Given data:
= Beginning of Section =

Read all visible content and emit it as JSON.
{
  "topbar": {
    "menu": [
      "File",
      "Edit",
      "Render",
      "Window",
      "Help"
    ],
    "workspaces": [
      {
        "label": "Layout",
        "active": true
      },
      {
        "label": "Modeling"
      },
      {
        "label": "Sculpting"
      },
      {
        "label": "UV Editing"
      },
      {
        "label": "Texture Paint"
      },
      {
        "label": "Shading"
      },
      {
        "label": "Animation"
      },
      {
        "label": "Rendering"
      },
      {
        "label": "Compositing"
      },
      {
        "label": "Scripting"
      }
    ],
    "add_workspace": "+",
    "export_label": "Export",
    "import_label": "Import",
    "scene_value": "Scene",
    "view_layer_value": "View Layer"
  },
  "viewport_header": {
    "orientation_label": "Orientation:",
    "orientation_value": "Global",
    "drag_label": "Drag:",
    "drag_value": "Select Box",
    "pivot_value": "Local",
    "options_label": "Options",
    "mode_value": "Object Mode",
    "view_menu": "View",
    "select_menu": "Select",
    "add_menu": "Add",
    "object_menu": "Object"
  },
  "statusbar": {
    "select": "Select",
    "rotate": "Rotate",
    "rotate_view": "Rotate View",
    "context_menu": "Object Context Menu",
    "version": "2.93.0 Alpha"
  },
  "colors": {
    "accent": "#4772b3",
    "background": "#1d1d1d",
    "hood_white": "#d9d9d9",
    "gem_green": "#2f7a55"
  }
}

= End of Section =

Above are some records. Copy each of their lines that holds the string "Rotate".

Task result:
    "rotate": "Rotate",
    "rotate_view": "Rotate View",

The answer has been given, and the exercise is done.